KPRC reviewed thousands of felony cases where a probationer was “unsatisfactorily” terminated from their probation. The term is a point of debate between victim’s rights advocates and Harris County judges seeking to strike a balance between justice and punishment.
According to data obtained from the Harris County District Clerk’s Office, there have been 7,133 cases of “unsatisfactory” termination of probation cases filed over the last 10 years in felony courts. The number of these cases can vary widely from court-to-court and year-to-year.
Veteran defense attorney and former prosecutor Murray Newman explains a so-called “unsat” typically happens when a person largely complies with the conditions of their probation, but still does not meet all requirements.
“Prison is not the appropriate remedy and letting someone go unscathed with nothing on their record is also not an appropriate remedy,” said Newman.
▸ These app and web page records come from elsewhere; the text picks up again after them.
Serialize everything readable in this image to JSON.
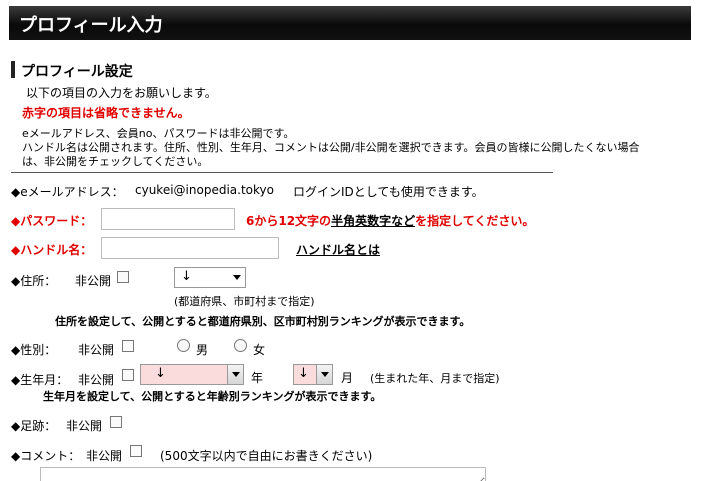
{
  "header": {
    "title": "プロフィール入力"
  },
  "section": {
    "title": "プロフィール設定",
    "intro": "以下の項目の入力をお願いします。",
    "required_notice": "赤字の項目は省略できません。",
    "privacy_line1": "eメールアドレス、会員no、パスワードは非公開です。",
    "privacy_line2": "ハンドル名は公開されます。住所、性別、生年月、コメントは公開/非公開を選択できます。会員の皆様に公開したくない場合",
    "privacy_line3": "は、非公開をチェックしてください。"
  },
  "email": {
    "label": "◆eメールアドレス：",
    "value": "cyukei@inopedia.tokyo",
    "note": "ログインIDとしても使用できます。"
  },
  "password": {
    "label": "◆パスワード：",
    "note_part1": "6から12文字の",
    "note_link": "半角英数字など",
    "note_part2": "を指定してください。"
  },
  "handle": {
    "label": "◆ハンドル名：",
    "link": "ハンドル名とは"
  },
  "address": {
    "label": "◆住所：",
    "private_label": "非公開",
    "select_value": "↓",
    "hint": "(都道府県、市町村まで指定)",
    "note": "住所を設定して、公開とすると都道府県別、区市町村別ランキングが表示できます。"
  },
  "gender": {
    "label": "◆性別：",
    "private_label": "非公開",
    "male": "男",
    "female": "女"
  },
  "birth": {
    "label": "◆生年月：",
    "private_label": "非公開",
    "year_value": "↓",
    "year_unit": "年",
    "month_value": "↓",
    "month_unit": "月",
    "hint": "(生まれた年、月まで指定)",
    "note": "生年月を設定して、公開とすると年齢別ランキングが表示できます。"
  },
  "footprint": {
    "label": "◆足跡：",
    "private_label": "非公開"
  },
  "comment": {
    "label": "◆コメント：",
    "private_label": "非公開",
    "hint": "(500文字以内で自由にお書きください)"
  },
  "colors": {
    "header_bg": "#111111",
    "required": "#e00000",
    "select_highlight": "#fadcdc"
  }
}
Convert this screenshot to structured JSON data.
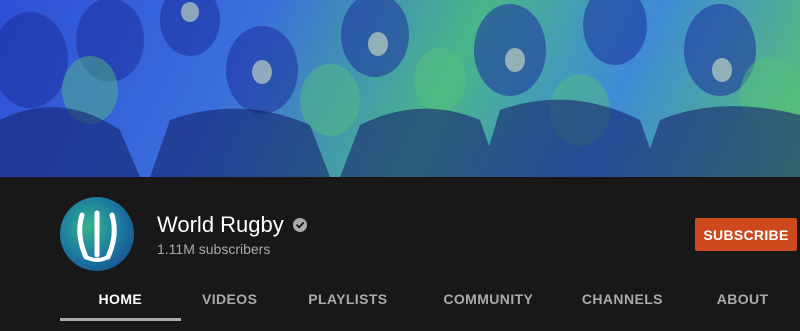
{
  "channel": {
    "name": "World Rugby",
    "subscribers": "1.11M subscribers",
    "subscribe_label": "SUBSCRIBE"
  },
  "tabs": [
    {
      "label": "HOME",
      "active": true
    },
    {
      "label": "VIDEOS",
      "active": false
    },
    {
      "label": "PLAYLISTS",
      "active": false
    },
    {
      "label": "COMMUNITY",
      "active": false
    },
    {
      "label": "CHANNELS",
      "active": false
    },
    {
      "label": "ABOUT",
      "active": false
    }
  ],
  "colors": {
    "background": "#181818",
    "subscribe": "#cc4a1e",
    "banner_blue": "#2e4fd6",
    "banner_green": "#59c46b"
  },
  "icons": {
    "verified": "verified-check-icon",
    "logo": "world-rugby-logo-icon"
  }
}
While a person is still released from the burden of probation, that designation can potentially prevent someone from receiving probation again if charged with a new crime. Victims' rights advocates argue it still sends the wrong message.
“The way I would phrase it, is you’re rewarded for being a failure,” said Andy Kahan, director of victim services and advocacy for Crime Stoppers of Houston.
Kahan points to cases like last May’s fatal crash involving Jose Talamantes. The 62-year-old is accused of driving drunk and crashing into Abdimalik Maigag’s, 29, car and killing him. Court records show Talamantes had two prior DWI cases on his record and the most recent one ended with “unsatisfactory” termination of probation. Talamantes is now charged with murder and failure to stop and render aid.
“What we really want out of our probationers is to give them the tools to operate within our society without committing future crimes,” said Judge Chris Morton.
Judges are largely prohibited from discussing specific reasons behind why a decision is made in a particular case. However, Morton said many “unsats” stem from a probationer’s inability to pay court ordered fees or restitution.
“If they fail due to financial reasons that’s not necessarily something that’s their fault,” Morton.
Morton also said COVID-19 has made completing requirements such as community service more difficult.
“Social distancing and other factors of shutting down facilities where they would normally go in and do community service, they’re not able to make those hours,” said Morton.
KPRC is still speaking with victims involved in “unsat” cases to hear their impact and compiling which courts have seen the greatest number of these cases. We will have those details when our complete story airs on Friday.